EXERCISE DIRECTIONS - An exact copy of the records below is required, and it must contain no pictures.

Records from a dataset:
--

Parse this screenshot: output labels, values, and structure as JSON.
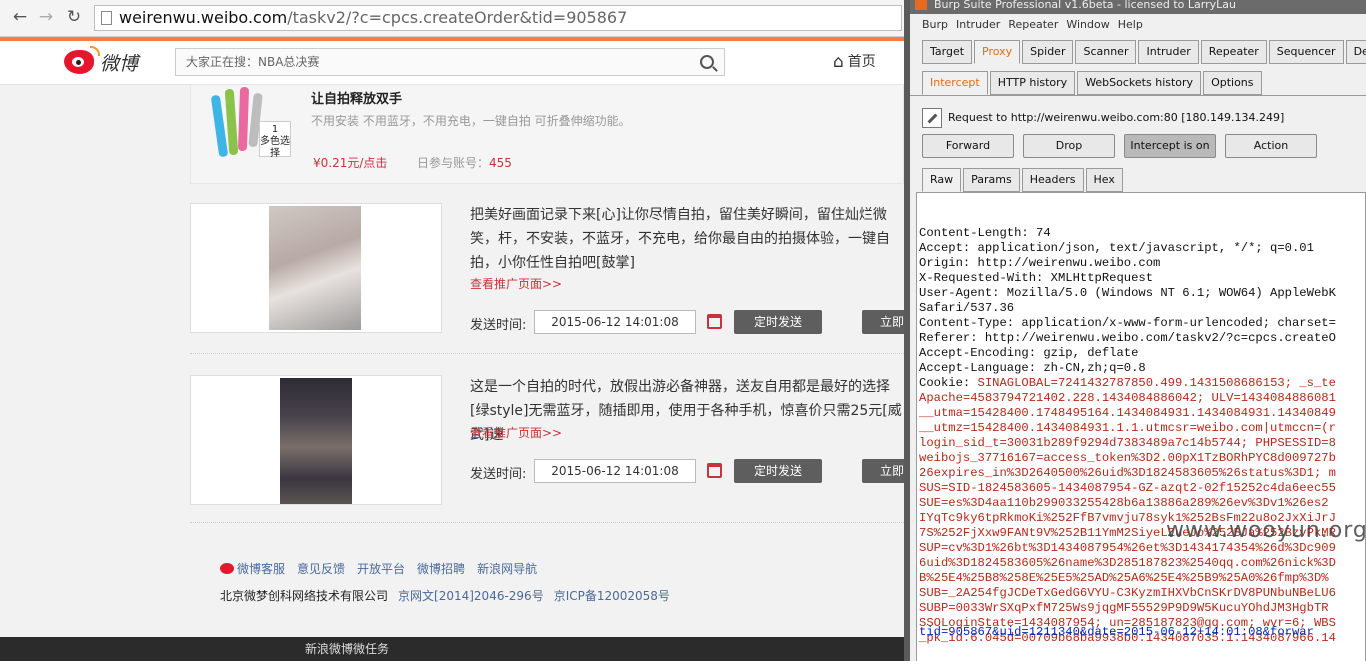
{
  "browser": {
    "url_host": "weirenwu.weibo.com",
    "url_path": "/taskv2/?c=cpcs.createOrder&tid=905867"
  },
  "weibo": {
    "logo_text": "微博",
    "search_placeholder": "大家正在搜：NBA总决赛",
    "home_label": "首页"
  },
  "task0": {
    "title": "让自拍释放双手",
    "desc": "不用安装 不用蓝牙，不用充电，一键自拍 可折叠伸缩功能。",
    "price": "¥0.21元/点击",
    "accounts_label": "日参与账号：",
    "accounts_value": "455",
    "thumb_tag": "多色选择",
    "thumb_num": "1"
  },
  "tasks": [
    {
      "text": "把美好画面记录下来[心]让你尽情自拍，留住美好瞬间，留住灿烂微笑，杆，不安装，不蓝牙，不充电，给你最自由的拍摄体验，一键自拍，小你任性自拍吧[鼓掌]",
      "more": "查看推广页面>>",
      "send_label": "发送时间:",
      "datetime": "2015-06-12 14:01:08",
      "timed_send": "定时发送",
      "send_now": "立即"
    },
    {
      "text": "这是一个自拍的时代，放假出游必备神器，送友自用都是最好的选择[绿style]无需蓝牙，随插即用，使用于各种手机，惊喜价只需25元[威武]速",
      "more": "查看推广页面>>",
      "send_label": "发送时间:",
      "datetime": "2015-06-12 14:01:08",
      "timed_send": "定时发送",
      "send_now": "立即"
    }
  ],
  "footer": {
    "links": [
      "微博客服",
      "意见反馈",
      "开放平台",
      "微博招聘",
      "新浪网导航"
    ],
    "company": "北京微梦创科网络技术有限公司",
    "license1": "京网文[2014]2046-296号",
    "license2": "京ICP备12002058号"
  },
  "bottom_bar": "新浪微博微任务",
  "burp": {
    "title": "Burp Suite Professional v1.6beta - licensed to LarryLau",
    "menu": [
      "Burp",
      "Intruder",
      "Repeater",
      "Window",
      "Help"
    ],
    "tabs": [
      "Target",
      "Proxy",
      "Spider",
      "Scanner",
      "Intruder",
      "Repeater",
      "Sequencer",
      "Decoder"
    ],
    "subtabs": [
      "Intercept",
      "HTTP history",
      "WebSockets history",
      "Options"
    ],
    "request_line": "Request to http://weirenwu.weibo.com:80  [180.149.134.249]",
    "buttons": {
      "forward": "Forward",
      "drop": "Drop",
      "intercept": "Intercept is on",
      "action": "Action"
    },
    "view_tabs": [
      "Raw",
      "Params",
      "Headers",
      "Hex"
    ],
    "lines": [
      {
        "t": "Content-Length: 74",
        "c": "hdr"
      },
      {
        "t": "Accept: application/json, text/javascript, */*; q=0.01",
        "c": "hdr"
      },
      {
        "t": "Origin: http://weirenwu.weibo.com",
        "c": "hdr"
      },
      {
        "t": "X-Requested-With: XMLHttpRequest",
        "c": "hdr"
      },
      {
        "t": "User-Agent: Mozilla/5.0 (Windows NT 6.1; WOW64) AppleWebK",
        "c": "hdr"
      },
      {
        "t": "Safari/537.36",
        "c": "hdr"
      },
      {
        "t": "Content-Type: application/x-www-form-urlencoded; charset=",
        "c": "hdr"
      },
      {
        "t": "Referer: http://weirenwu.weibo.com/taskv2/?c=cpcs.createO",
        "c": "hdr"
      },
      {
        "t": "Accept-Encoding: gzip, deflate",
        "c": "hdr"
      },
      {
        "t": "Accept-Language: zh-CN,zh;q=0.8",
        "c": "hdr"
      },
      {
        "t": "Cookie: SINAGLOBAL=7241432787850.499.1431508686153; _s_te",
        "c": "ckmix"
      },
      {
        "t": "Apache=4583794721402.228.1434084886042; ULV=1434084886081",
        "c": "ckr"
      },
      {
        "t": "__utma=15428400.1748495164.1434084931.1434084931.14340849",
        "c": "ckr"
      },
      {
        "t": "__utmz=15428400.1434084931.1.1.utmcsr=weibo.com|utmccn=(r",
        "c": "ckr"
      },
      {
        "t": "login_sid_t=30031b289f9294d7383489a7c14b5744; PHPSESSID=8",
        "c": "ckr"
      },
      {
        "t": "weibojs_37716167=access_token%3D2.00pX1TzBORhPYC8d009727b",
        "c": "ckr"
      },
      {
        "t": "26expires_in%3D2640500%26uid%3D1824583605%26status%3D1; m",
        "c": "ckr"
      },
      {
        "t": "SUS=SID-1824583605-1434087954-GZ-azqt2-02f15252c4da6eec55",
        "c": "ckr"
      },
      {
        "t": "SUE=es%3D4aa110b299033255428b6a13886a289%26ev%3Dv1%26es2",
        "c": "ckr"
      },
      {
        "t": "IYqTc9ky6tpRkmoKi%252FfB7vmvju78syk1%252BsFm22u8o2JxXiJrJ",
        "c": "ckr"
      },
      {
        "t": "7S%252FjXxw9FANt9V%252B11YmM2SiyeLZueJo%252BJa%252BzvPkMR",
        "c": "ckr"
      },
      {
        "t": "SUP=cv%3D1%26bt%3D1434087954%26et%3D1434174354%26d%3Dc909",
        "c": "ckr"
      },
      {
        "t": "6uid%3D1824583605%26name%3D285187823%2540qq.com%26nick%3D",
        "c": "ckr"
      },
      {
        "t": "B%25E4%25B8%258E%25E5%25AD%25A6%25E4%25B9%25A0%26fmp%3D%",
        "c": "ckr"
      },
      {
        "t": "SUB=_2A254fgJCDeTxGedG6VYU-C3KyzmIHXVbCnSKrDV8PUNbuNBeLU6",
        "c": "ckr"
      },
      {
        "t": "SUBP=0033WrSXqPxfM725Ws9jqgMF55529P9D9W5KucuYOhdJM3HgbTR",
        "c": "ckr"
      },
      {
        "t": "SSOLoginState=1434087954; un=285187823@qq.com; wvr=6; WBS",
        "c": "ckr"
      },
      {
        "t": "_pk_id.6.045d=00709b68ba9938b0.1434087035.1.1434087966.14",
        "c": "ckr"
      }
    ],
    "body": "tid=905867&uid=1211340&date=2015-06-12+14:01:08&forwar",
    "watermark": "www.wooyun.org"
  }
}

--

EXERCISE RESPONSE -
Parse this screenshot: output labels, values, and structure as JSON.
{
  "browser": {
    "url_host": "weirenwu.weibo.com",
    "url_path": "/taskv2/?c=cpcs.createOrder&tid=905867"
  },
  "weibo": {
    "logo_text": "微博",
    "search_placeholder": "大家正在搜：NBA总决赛",
    "home_label": "首页"
  },
  "task0": {
    "title": "让自拍释放双手",
    "desc": "不用安装 不用蓝牙，不用充电，一键自拍 可折叠伸缩功能。",
    "price": "¥0.21元/点击",
    "accounts_label": "日参与账号：",
    "accounts_value": "455",
    "thumb_tag": "多色选择",
    "thumb_num": "1"
  },
  "tasks": [
    {
      "text": "把美好画面记录下来[心]让你尽情自拍，留住美好瞬间，留住灿烂微笑，杆，不安装，不蓝牙，不充电，给你最自由的拍摄体验，一键自拍，小你任性自拍吧[鼓掌]",
      "more": "查看推广页面>>",
      "send_label": "发送时间:",
      "datetime": "2015-06-12 14:01:08",
      "timed_send": "定时发送",
      "send_now": "立即"
    },
    {
      "text": "这是一个自拍的时代，放假出游必备神器，送友自用都是最好的选择[绿style]无需蓝牙，随插即用，使用于各种手机，惊喜价只需25元[威武]速",
      "more": "查看推广页面>>",
      "send_label": "发送时间:",
      "datetime": "2015-06-12 14:01:08",
      "timed_send": "定时发送",
      "send_now": "立即"
    }
  ],
  "footer": {
    "links": [
      "微博客服",
      "意见反馈",
      "开放平台",
      "微博招聘",
      "新浪网导航"
    ],
    "company": "北京微梦创科网络技术有限公司",
    "license1": "京网文[2014]2046-296号",
    "license2": "京ICP备12002058号"
  },
  "bottom_bar": "新浪微博微任务",
  "burp": {
    "title": "Burp Suite Professional v1.6beta - licensed to LarryLau",
    "menu": [
      "Burp",
      "Intruder",
      "Repeater",
      "Window",
      "Help"
    ],
    "tabs": [
      "Target",
      "Proxy",
      "Spider",
      "Scanner",
      "Intruder",
      "Repeater",
      "Sequencer",
      "Decoder"
    ],
    "subtabs": [
      "Intercept",
      "HTTP history",
      "WebSockets history",
      "Options"
    ],
    "request_line": "Request to http://weirenwu.weibo.com:80  [180.149.134.249]",
    "buttons": {
      "forward": "Forward",
      "drop": "Drop",
      "intercept": "Intercept is on",
      "action": "Action"
    },
    "view_tabs": [
      "Raw",
      "Params",
      "Headers",
      "Hex"
    ],
    "lines": [
      {
        "t": "Content-Length: 74",
        "c": "hdr"
      },
      {
        "t": "Accept: application/json, text/javascript, */*; q=0.01",
        "c": "hdr"
      },
      {
        "t": "Origin: http://weirenwu.weibo.com",
        "c": "hdr"
      },
      {
        "t": "X-Requested-With: XMLHttpRequest",
        "c": "hdr"
      },
      {
        "t": "User-Agent: Mozilla/5.0 (Windows NT 6.1; WOW64) AppleWebK",
        "c": "hdr"
      },
      {
        "t": "Safari/537.36",
        "c": "hdr"
      },
      {
        "t": "Content-Type: application/x-www-form-urlencoded; charset=",
        "c": "hdr"
      },
      {
        "t": "Referer: http://weirenwu.weibo.com/taskv2/?c=cpcs.createO",
        "c": "hdr"
      },
      {
        "t": "Accept-Encoding: gzip, deflate",
        "c": "hdr"
      },
      {
        "t": "Accept-Language: zh-CN,zh;q=0.8",
        "c": "hdr"
      },
      {
        "t": "Cookie: SINAGLOBAL=7241432787850.499.1431508686153; _s_te",
        "c": "ckmix"
      },
      {
        "t": "Apache=4583794721402.228.1434084886042; ULV=1434084886081",
        "c": "ckr"
      },
      {
        "t": "__utma=15428400.1748495164.1434084931.1434084931.14340849",
        "c": "ckr"
      },
      {
        "t": "__utmz=15428400.1434084931.1.1.utmcsr=weibo.com|utmccn=(r",
        "c": "ckr"
      },
      {
        "t": "login_sid_t=30031b289f9294d7383489a7c14b5744; PHPSESSID=8",
        "c": "ckr"
      },
      {
        "t": "weibojs_37716167=access_token%3D2.00pX1TzBORhPYC8d009727b",
        "c": "ckr"
      },
      {
        "t": "26expires_in%3D2640500%26uid%3D1824583605%26status%3D1; m",
        "c": "ckr"
      },
      {
        "t": "SUS=SID-1824583605-1434087954-GZ-azqt2-02f15252c4da6eec55",
        "c": "ckr"
      },
      {
        "t": "SUE=es%3D4aa110b299033255428b6a13886a289%26ev%3Dv1%26es2",
        "c": "ckr"
      },
      {
        "t": "IYqTc9ky6tpRkmoKi%252FfB7vmvju78syk1%252BsFm22u8o2JxXiJrJ",
        "c": "ckr"
      },
      {
        "t": "7S%252FjXxw9FANt9V%252B11YmM2SiyeLZueJo%252BJa%252BzvPkMR",
        "c": "ckr"
      },
      {
        "t": "SUP=cv%3D1%26bt%3D1434087954%26et%3D1434174354%26d%3Dc909",
        "c": "ckr"
      },
      {
        "t": "6uid%3D1824583605%26name%3D285187823%2540qq.com%26nick%3D",
        "c": "ckr"
      },
      {
        "t": "B%25E4%25B8%258E%25E5%25AD%25A6%25E4%25B9%25A0%26fmp%3D%",
        "c": "ckr"
      },
      {
        "t": "SUB=_2A254fgJCDeTxGedG6VYU-C3KyzmIHXVbCnSKrDV8PUNbuNBeLU6",
        "c": "ckr"
      },
      {
        "t": "SUBP=0033WrSXqPxfM725Ws9jqgMF55529P9D9W5KucuYOhdJM3HgbTR",
        "c": "ckr"
      },
      {
        "t": "SSOLoginState=1434087954; un=285187823@qq.com; wvr=6; WBS",
        "c": "ckr"
      },
      {
        "t": "_pk_id.6.045d=00709b68ba9938b0.1434087035.1.1434087966.14",
        "c": "ckr"
      }
    ],
    "body": "tid=905867&uid=1211340&date=2015-06-12+14:01:08&forwar",
    "watermark": "www.wooyun.org"
  }
}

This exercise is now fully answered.